[Saved data entries]
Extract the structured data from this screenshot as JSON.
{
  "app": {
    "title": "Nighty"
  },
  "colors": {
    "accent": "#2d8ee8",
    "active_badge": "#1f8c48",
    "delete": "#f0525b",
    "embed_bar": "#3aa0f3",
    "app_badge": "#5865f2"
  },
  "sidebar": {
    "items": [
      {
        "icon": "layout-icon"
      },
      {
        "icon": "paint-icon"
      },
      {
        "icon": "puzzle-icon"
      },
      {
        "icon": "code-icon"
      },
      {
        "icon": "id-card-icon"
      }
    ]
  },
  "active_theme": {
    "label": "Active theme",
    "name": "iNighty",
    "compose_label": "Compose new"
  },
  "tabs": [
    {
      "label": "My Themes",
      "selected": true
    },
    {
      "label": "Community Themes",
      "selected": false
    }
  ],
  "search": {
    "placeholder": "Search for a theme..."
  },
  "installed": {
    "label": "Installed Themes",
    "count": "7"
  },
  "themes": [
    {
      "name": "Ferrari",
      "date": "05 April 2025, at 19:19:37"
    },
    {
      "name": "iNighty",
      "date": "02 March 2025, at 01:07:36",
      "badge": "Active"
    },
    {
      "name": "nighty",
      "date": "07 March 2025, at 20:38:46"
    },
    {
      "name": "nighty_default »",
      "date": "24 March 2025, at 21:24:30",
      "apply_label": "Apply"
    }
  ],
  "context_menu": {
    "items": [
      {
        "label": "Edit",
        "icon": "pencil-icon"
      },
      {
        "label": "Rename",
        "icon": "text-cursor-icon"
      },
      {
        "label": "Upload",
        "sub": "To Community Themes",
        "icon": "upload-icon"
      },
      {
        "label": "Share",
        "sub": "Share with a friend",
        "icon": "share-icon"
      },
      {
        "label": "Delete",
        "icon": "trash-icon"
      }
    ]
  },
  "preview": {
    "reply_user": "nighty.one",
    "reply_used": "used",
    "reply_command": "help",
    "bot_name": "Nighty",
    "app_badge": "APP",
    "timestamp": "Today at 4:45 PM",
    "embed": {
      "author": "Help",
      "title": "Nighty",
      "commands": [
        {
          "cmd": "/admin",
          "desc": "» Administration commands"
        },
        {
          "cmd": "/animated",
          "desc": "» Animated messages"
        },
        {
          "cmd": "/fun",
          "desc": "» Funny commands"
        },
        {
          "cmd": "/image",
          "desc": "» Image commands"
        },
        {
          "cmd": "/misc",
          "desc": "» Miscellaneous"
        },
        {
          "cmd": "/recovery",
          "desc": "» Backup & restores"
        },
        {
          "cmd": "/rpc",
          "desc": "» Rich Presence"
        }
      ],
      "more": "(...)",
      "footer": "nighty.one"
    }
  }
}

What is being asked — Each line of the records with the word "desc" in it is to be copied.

Exercise response —
          "desc": "» Administration commands"
          "desc": "» Animated messages"
          "desc": "» Funny commands"
          "desc": "» Image commands"
          "desc": "» Miscellaneous"
          "desc": "» Backup & restores"
          "desc": "» Rich Presence"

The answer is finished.